**Dataset content**.
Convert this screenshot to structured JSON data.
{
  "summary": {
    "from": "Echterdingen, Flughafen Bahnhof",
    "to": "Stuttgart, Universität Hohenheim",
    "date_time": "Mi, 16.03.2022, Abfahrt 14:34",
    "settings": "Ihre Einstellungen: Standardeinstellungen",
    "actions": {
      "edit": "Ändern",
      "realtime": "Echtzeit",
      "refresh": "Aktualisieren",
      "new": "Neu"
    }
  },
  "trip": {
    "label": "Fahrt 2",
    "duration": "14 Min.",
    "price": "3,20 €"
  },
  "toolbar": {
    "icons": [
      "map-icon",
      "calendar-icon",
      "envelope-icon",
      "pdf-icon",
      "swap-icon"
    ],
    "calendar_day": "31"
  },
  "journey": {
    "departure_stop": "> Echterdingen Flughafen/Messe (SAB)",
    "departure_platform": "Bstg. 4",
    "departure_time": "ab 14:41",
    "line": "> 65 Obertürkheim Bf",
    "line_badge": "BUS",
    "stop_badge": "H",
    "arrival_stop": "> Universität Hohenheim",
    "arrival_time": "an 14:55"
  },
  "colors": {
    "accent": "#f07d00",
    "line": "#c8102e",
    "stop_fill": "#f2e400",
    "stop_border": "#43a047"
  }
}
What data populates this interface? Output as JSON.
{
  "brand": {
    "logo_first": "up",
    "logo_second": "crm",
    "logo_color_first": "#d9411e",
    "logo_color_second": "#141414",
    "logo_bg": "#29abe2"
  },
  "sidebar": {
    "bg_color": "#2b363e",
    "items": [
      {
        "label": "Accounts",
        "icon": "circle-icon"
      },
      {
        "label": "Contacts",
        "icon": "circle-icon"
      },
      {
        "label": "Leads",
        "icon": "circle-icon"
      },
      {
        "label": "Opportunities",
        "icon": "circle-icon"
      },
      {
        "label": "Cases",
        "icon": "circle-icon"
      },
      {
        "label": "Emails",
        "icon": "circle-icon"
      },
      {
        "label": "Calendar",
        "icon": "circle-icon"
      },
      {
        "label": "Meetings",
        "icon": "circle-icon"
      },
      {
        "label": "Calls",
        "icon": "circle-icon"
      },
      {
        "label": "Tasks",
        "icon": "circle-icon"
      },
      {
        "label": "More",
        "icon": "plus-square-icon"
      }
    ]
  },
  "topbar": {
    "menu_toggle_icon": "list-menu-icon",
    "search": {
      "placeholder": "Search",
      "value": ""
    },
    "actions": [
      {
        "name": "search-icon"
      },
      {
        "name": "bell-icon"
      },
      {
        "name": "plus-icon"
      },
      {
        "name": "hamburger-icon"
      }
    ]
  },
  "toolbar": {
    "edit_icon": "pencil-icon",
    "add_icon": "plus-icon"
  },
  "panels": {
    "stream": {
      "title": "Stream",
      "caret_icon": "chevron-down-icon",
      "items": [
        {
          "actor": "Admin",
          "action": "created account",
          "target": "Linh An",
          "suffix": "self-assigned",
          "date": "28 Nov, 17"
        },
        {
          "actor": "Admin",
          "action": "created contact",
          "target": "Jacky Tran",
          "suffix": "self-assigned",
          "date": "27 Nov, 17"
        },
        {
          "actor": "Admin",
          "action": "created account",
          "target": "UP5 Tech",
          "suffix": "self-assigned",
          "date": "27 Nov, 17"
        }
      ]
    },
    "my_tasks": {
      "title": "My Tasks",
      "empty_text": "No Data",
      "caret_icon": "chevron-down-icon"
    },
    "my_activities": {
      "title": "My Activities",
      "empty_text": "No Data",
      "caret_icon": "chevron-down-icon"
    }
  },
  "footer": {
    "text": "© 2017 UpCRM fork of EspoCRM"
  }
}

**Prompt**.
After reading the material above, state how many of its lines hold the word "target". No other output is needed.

**Solution to the problem**.
3